In Morocco and Egypt, Matsubara organized cla
*Text: Hiroyuki Hattori, Catalogue, Aichi Triennale 2016
Japanese artist Megumi Matsubara exhibits a new series of ceramic works made in collaboration with dancers and students from the Nagoya and Okazaki School for the Blind. The withdrawal from one of the five senses in the process of sculptrue making rendered a different phenomenological outcome. The pieces were created in movement as they walked on clay placed on the ground; the students supported the clay onto the body of the moving dancers while dancing themselves, creating a dynamic relationship between humans, material and space surrounding them. The ceramic pieces grew out of a narrative determined by a different set of perspectives, which does not privilege the sight, but touch, movement and chance.
*Text (excerpt): Daniela Castro + Chihiro Minato, “Close, Distant: Perspectives”
Catalogue, Aichi Triennale 2016
Fossil of Contact, list of works on view:
Fossil of Contact, 2016
Installation: Ceramic with ash glaze and transparent glaze, Glass, Mirror, Wood
It is a garden, 2016
Installation: Ceramics with ash glaze, Glass, Mirror, Two-way mirror
A proposal for a textbook to learn Braille, English, and other languages, 2012-2015
Installation: Bronze, Wood
The Entrance, 2014
Archival pigment print
It is a garden, 2012
(from a graphic series “A proposal for a textbook to learn Braille, English, and other languages”)
Archival pigment print
Fossil of Contact, 2016
Printed text (Japanese, English)
Homo Faber: A Rainbow Caravan – Aichi Triennale 2016
Artistic Director – Chihiro Minato
Curators (visual arts) – Masahiko Haito, Daniela Castro, Hiroyuki Hattori, Tadashi Kanai, Zeynep Öz
Aichi Prefectural Museum of Art
(10th Floor, Room 8 – Teizo Kimura Collection Room & Exterior)

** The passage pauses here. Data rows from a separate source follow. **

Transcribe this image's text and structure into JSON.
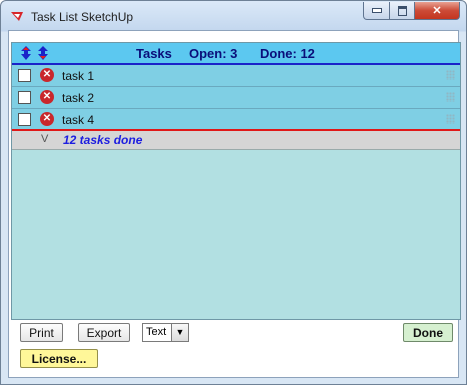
{
  "window": {
    "title": "Task List SketchUp"
  },
  "header": {
    "title": "Tasks",
    "open_label": "Open: 3",
    "done_label": "Done: 12"
  },
  "tasks": [
    {
      "label": "task 1"
    },
    {
      "label": "task 2"
    },
    {
      "label": "task 4"
    }
  ],
  "done_bar": {
    "chevron": "V",
    "text": "12 tasks done"
  },
  "footer": {
    "print_label": "Print",
    "export_label": "Export",
    "format_value": "Text",
    "done_label": "Done",
    "license_label": "License..."
  },
  "colors": {
    "header_bg": "#5cc8f0",
    "task_row_bg": "#7fcfe4",
    "panel_bg": "#b2e0e2",
    "done_text": "#1d1de0",
    "accent_red": "#e01818"
  },
  "icons": {
    "app": "sketchup-logo-icon",
    "move_up": "move-up-icon",
    "move_down": "move-down-icon",
    "delete": "delete-x-icon",
    "drag": "drag-handle-icon"
  }
}
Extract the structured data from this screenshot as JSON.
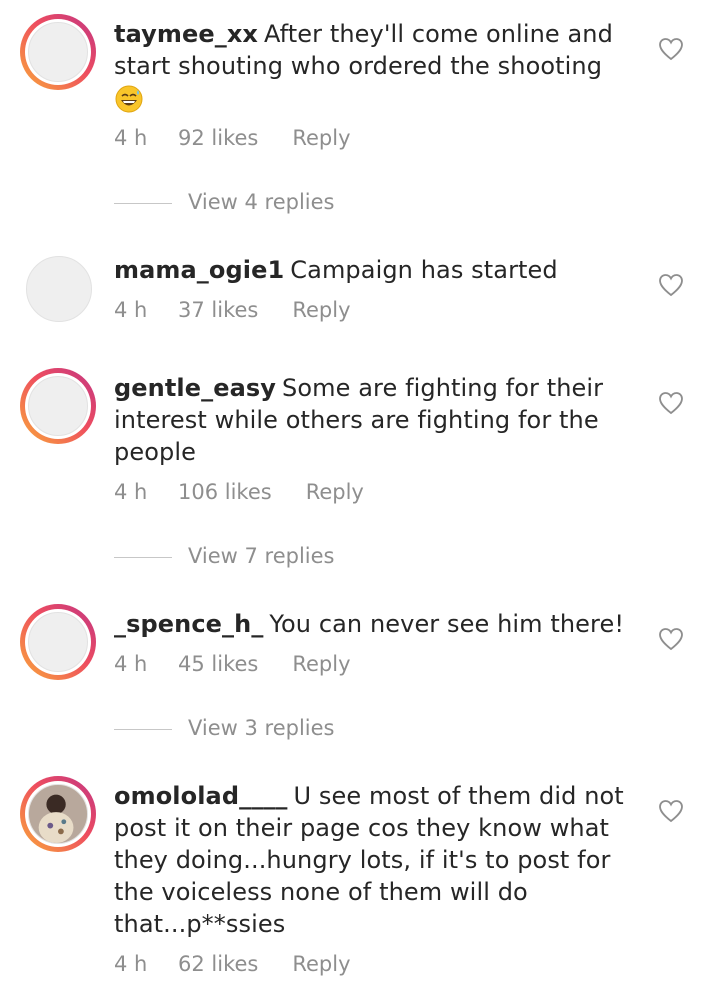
{
  "comments": [
    {
      "username": "taymee_xx",
      "text": "After they'll come online and start shouting who ordered the shooting",
      "emoji": "grinning-sweat-emoji",
      "time": "4 h",
      "likes": "92 likes",
      "reply": "Reply",
      "view_replies": "View 4 replies"
    },
    {
      "username": "mama_ogie1",
      "text": "Campaign has started",
      "time": "4 h",
      "likes": "37 likes",
      "reply": "Reply"
    },
    {
      "username": "gentle_easy",
      "text": "Some are fighting for their interest while others are fighting for the people",
      "time": "4 h",
      "likes": "106 likes",
      "reply": "Reply",
      "view_replies": "View 7 replies"
    },
    {
      "username": "_spence_h_",
      "text": "You can never see him there!",
      "time": "4 h",
      "likes": "45 likes",
      "reply": "Reply",
      "view_replies": "View 3 replies"
    },
    {
      "username": "omololad____",
      "text": "U see most of them did not post it on their page cos they know what they doing...hungry lots, if it's to post for the voiceless none of them will do that...p**ssies",
      "time": "4 h",
      "likes": "62 likes",
      "reply": "Reply"
    }
  ],
  "icons": {
    "like": "heart-outline-icon",
    "accent_ring": [
      "#f9a93a",
      "#ee4d5f",
      "#c13584"
    ]
  }
}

11 Aug – 23 Oct 2016
Artist Talk & Conversation:
15 Aug 2016, 14:00-16:00, Aichi Prefectural Museum of Art 8th Floor Platform
Moderated by Hiroyuki Hattori
Aichi Prefectural Ceramic Museum
Nagoya School for the Blind
Okazaki School for the Blind
Voice Gallery Marrakech
Fonderia Artistica Battaglia Milano
Al Nour Wal Amal Association
la Fondation Dar Al-Ma’mûn
la Maison de la Photographie de Marrakech
l’Ecomusée Berbère de l’Ourika
IDMAJ – Cooperation for the integration of the visually impaired and handicapped Marrakech
American Language Center Marrakech
& countless individuals behind/beyond the listed for their indispensable support